A real success

The minor complaints and misgivings from parents had dissipated after a few weeks because it became clear the children loved the menu. This was really down to the skill of our cooks.

When you ask a chef to cook a lasagne without the beef for the first time you get some funny looks – they’re naturally apprehensive – but we’re lucky to have a fantastic team. They did their own research and came back to us with ideas for more dishes and suggestions on how to give the meals maximum flavour.

The cooks’ buy-in was important and it created new learning opportunities for the children. We encouraged them to prepare food with the children and one of the ideas that came out of that was the wraps.

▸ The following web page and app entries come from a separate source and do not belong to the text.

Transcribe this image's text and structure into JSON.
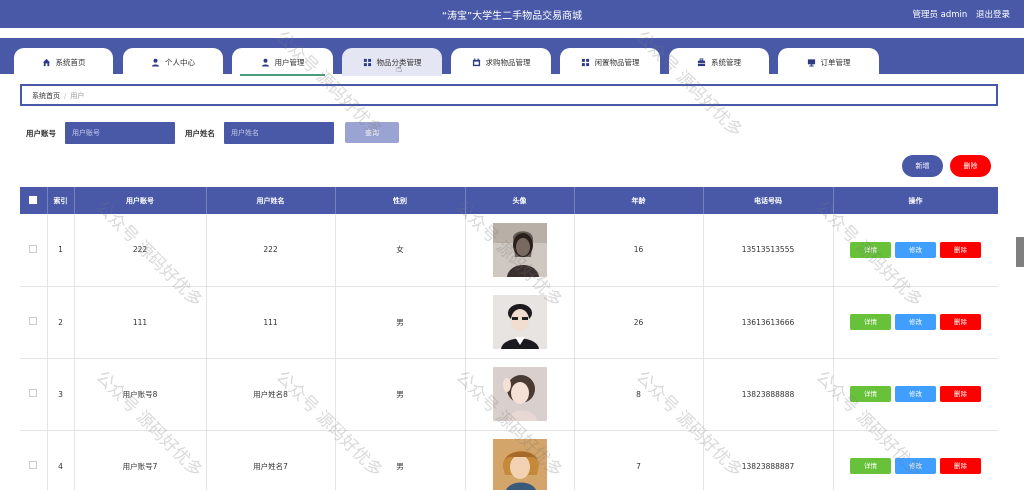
{
  "header": {
    "title": "“涛宝”大学生二手物品交易商城",
    "admin_label": "管理员 admin",
    "logout_label": "退出登录"
  },
  "nav": {
    "tabs": [
      {
        "label": "系统首页",
        "icon": "home-icon"
      },
      {
        "label": "个人中心",
        "icon": "user-icon"
      },
      {
        "label": "用户管理",
        "icon": "user-icon"
      },
      {
        "label": "物品分类管理",
        "icon": "grid-icon"
      },
      {
        "label": "求购物品管理",
        "icon": "calendar-icon"
      },
      {
        "label": "闲置物品管理",
        "icon": "grid-icon"
      },
      {
        "label": "系统管理",
        "icon": "briefcase-icon"
      },
      {
        "label": "订单管理",
        "icon": "monitor-icon"
      }
    ]
  },
  "breadcrumb": {
    "home": "系统首页",
    "current": "用户"
  },
  "filters": {
    "account_label": "用户账号",
    "account_placeholder": "用户账号",
    "name_label": "用户姓名",
    "name_placeholder": "用户姓名",
    "search_label": "查询"
  },
  "actions": {
    "add_label": "新增",
    "delete_label": "删除"
  },
  "table": {
    "columns": [
      "索引",
      "用户账号",
      "用户姓名",
      "性别",
      "头像",
      "年龄",
      "电话号码",
      "操作"
    ],
    "rows": [
      {
        "index": "1",
        "account": "222",
        "name": "222",
        "gender": "女",
        "age": "16",
        "phone": "13513513555"
      },
      {
        "index": "2",
        "account": "111",
        "name": "111",
        "gender": "男",
        "age": "26",
        "phone": "13613613666"
      },
      {
        "index": "3",
        "account": "用户账号8",
        "name": "用户姓名8",
        "gender": "男",
        "age": "8",
        "phone": "13823888888"
      },
      {
        "index": "4",
        "account": "用户账号7",
        "name": "用户姓名7",
        "gender": "男",
        "age": "7",
        "phone": "13823888887"
      }
    ],
    "op_detail": "详情",
    "op_edit": "修改",
    "op_delete": "删除"
  },
  "watermark_text": "公众号  源码好优多",
  "colors": {
    "primary": "#4959a8",
    "detail": "#67c23a",
    "edit": "#409eff",
    "danger": "#ff0000"
  }
}
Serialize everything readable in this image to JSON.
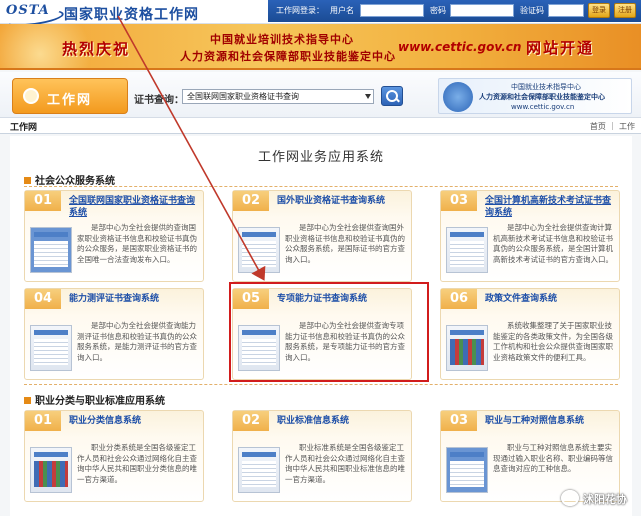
{
  "header": {
    "logo": "OSTA",
    "site_name": "国家职业资格工作网",
    "login": {
      "label": "工作网登录：",
      "username_label": "用户名",
      "password_label": "密码",
      "captcha_label": "验证码",
      "login_button": "登录",
      "register_button": "注册"
    }
  },
  "banner": {
    "left": "热烈庆祝",
    "center_line1": "中国就业培训技术指导中心",
    "center_line2": "人力资源和社会保障部职业技能鉴定中心",
    "url": "www.cettic.gov.cn",
    "right": "网站开通"
  },
  "search": {
    "tab_label": "工作网",
    "label": "证书查询：",
    "select_value": "全国联网国家职业资格证书查询"
  },
  "right_banner": {
    "line1": "中国就业技术指导中心",
    "line2": "人力资源和社会保障部职业技能鉴定中心",
    "line3": "www.cettic.gov.cn"
  },
  "breadcrumb": {
    "left": "工作网",
    "right": "首页 ｜ 工作"
  },
  "main": {
    "title": "工作网业务应用系统",
    "section1": "社会公众服务系统",
    "section2": "职业分类与职业标准应用系统",
    "cards": [
      {
        "num": "01",
        "title": "全国联网国家职业资格证书查询系统",
        "desc": "是部中心为全社会提供的查询国家职业资格证书信息和校验证书真伪的公众服务，是国家职业资格证书的全国唯一合法查询发布入口。"
      },
      {
        "num": "02",
        "title": "国外职业资格证书查询系统",
        "desc": "是部中心为全社会提供查询国外职业资格证书信息和校验证书真伪的公众服务系统，是国际证书的官方查询入口。"
      },
      {
        "num": "03",
        "title": "全国计算机高新技术考试证书查询系统",
        "desc": "是部中心为全社会提供查询计算机高新技术考试证书信息和校验证书真伪的公众服务系统，是全国计算机高新技术考试证书的官方查询入口。"
      },
      {
        "num": "04",
        "title": "能力测评证书查询系统",
        "desc": "是部中心为全社会提供查询能力测评证书信息和校验证书真伪的公众服务系统，是能力测评证书的官方查询入口。"
      },
      {
        "num": "05",
        "title": "专项能力证书查询系统",
        "desc": "是部中心为全社会提供查询专项能力证书信息和校验证书真伪的公众服务系统，是专项能力证书的官方查询入口。"
      },
      {
        "num": "06",
        "title": "政策文件查询系统",
        "desc": "系统收集整理了关于国家职业技能鉴定的各类政策文件，为全国各级工作机构和社会公众提供查询国家职业资格政策文件的便利工具。"
      },
      {
        "num": "01",
        "title": "职业分类信息系统",
        "desc": "职业分类系统是全国各级鉴定工作人员和社会公众通过网络化自主查询中华人民共和国职业分类信息的唯一官方渠道。"
      },
      {
        "num": "02",
        "title": "职业标准信息系统",
        "desc": "职业标准系统是全国各级鉴定工作人员和社会公众通过网络化自主查询中华人民共和国职业标准信息的唯一官方渠道。"
      },
      {
        "num": "03",
        "title": "职业与工种对照信息系统",
        "desc": "职业与工种对照信息系统主要实现通过输入职业名称、职业编码等信息查询对应的工种信息。"
      }
    ]
  },
  "watermark": "沭阳花协",
  "colors": {
    "accent_red": "#d11c1c",
    "link_blue": "#1e4fa8",
    "orange": "#f39a1e"
  }
}
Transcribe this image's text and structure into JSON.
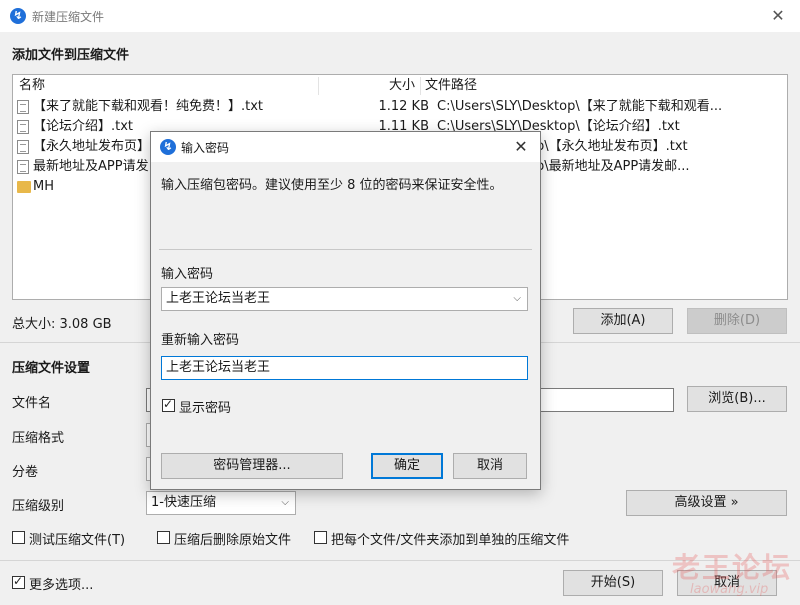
{
  "window": {
    "title": "新建压缩文件",
    "close": "✕"
  },
  "add_section": {
    "title": "添加文件到压缩文件"
  },
  "filelist": {
    "columns": {
      "name": "名称",
      "size": "大小",
      "path": "文件路径"
    },
    "rows": [
      {
        "name": "【来了就能下载和观看！纯免费！】.txt",
        "size": "1.12 KB",
        "path": "C:\\Users\\SLY\\Desktop\\【来了就能下载和观看..."
      },
      {
        "name": "【论坛介绍】.txt",
        "size": "1.11 KB",
        "path": "C:\\Users\\SLY\\Desktop\\【论坛介绍】.txt"
      },
      {
        "name": "【永久地址发布页】",
        "size": "",
        "path": "op\\【永久地址发布页】.txt"
      },
      {
        "name": "最新地址及APP请发",
        "size": "",
        "path": "op\\最新地址及APP请发邮..."
      },
      {
        "name": "MH",
        "size": "",
        "path": ""
      }
    ]
  },
  "total": {
    "label": "总大小: 3.08 GB"
  },
  "buttons": {
    "add": "添加(A)",
    "delete": "删除(D)",
    "browse": "浏览(B)...",
    "advanced": "高级设置 »",
    "start": "开始(S)",
    "cancel": "取消"
  },
  "settings": {
    "title": "压缩文件设置",
    "filename_label": "文件名",
    "format_label": "压缩格式",
    "split_label": "分卷",
    "level_label": "压缩级别",
    "level_value": "1-快速压缩"
  },
  "options": {
    "test": "测试压缩文件(T)",
    "delete_after": "压缩后删除原始文件",
    "separate": "把每个文件/文件夹添加到单独的压缩文件",
    "more": "更多选项..."
  },
  "watermark": {
    "main": "老王论坛",
    "sub": "laowang.vip"
  },
  "dialog": {
    "title": "输入密码",
    "description": "输入压缩包密码。建议使用至少 8 位的密码来保证安全性。",
    "password_label": "输入密码",
    "password_value": "上老王论坛当老王",
    "confirm_label": "重新输入密码",
    "confirm_value": "上老王论坛当老王",
    "show_password": "显示密码",
    "manager": "密码管理器...",
    "ok": "确定",
    "cancel": "取消",
    "close": "✕"
  }
}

We always liked the idea of wraps, but it’s difficult to prepare so many, so we decided to let the children help make them and that’s been a great success.

Our staff also eat all the meals with the children, and discuss what they are putting in their bodies and why it’s good for them.

We’ve been encouraged by feedback from parents whose children have been asking for nursery dishes. So much so that we have created a cookbook.

What’s next?

The cost of providing the menu has gone up, but only with the cost of food, not because we are using more fresh ingredients. Meat and fish aren’t cheap, but neither are spinach and avocado, so I think we’ve found a good balance.

Next, we’re aiming for a completely organic menu for health reasons as well as environmental ones. We have the Eco Schools Award and removing pesticides from the environment is something we are passionate about.

With the new plant-based menu, we have found a structure, so hopefully the next iteration won’t be as difficult. There will always be different dishes to try and that will be a challenge, but it’s a challenge we’re looking forward to getting our teeth into.

New menu? Five things to remember when planning changes…

  • Do things gradually – this wasn’t a big leap for us but a natural progression; going from a traditional menu to a plant-based one would have been too difficult. Have an aim in mind but give it time, so you can manage children, parents and logistics.
  • Do your research – when making a menu that’s different, ensure you have plenty of information to back up your decisions.
  • Keep parents fully informed – we found this was the best policy. You can then anticipate feedback and be prepared.
  • Be prepared for complaints – make sure you have your internal processes in place and that staff know how to deal with negative feedback.
  • Involve children in meal preparation – when trying a new menu this is a good way to familiarise children with dishes so they will be more receptive to the food.

Michael Murphy is Managing Director at Portland Nurseries.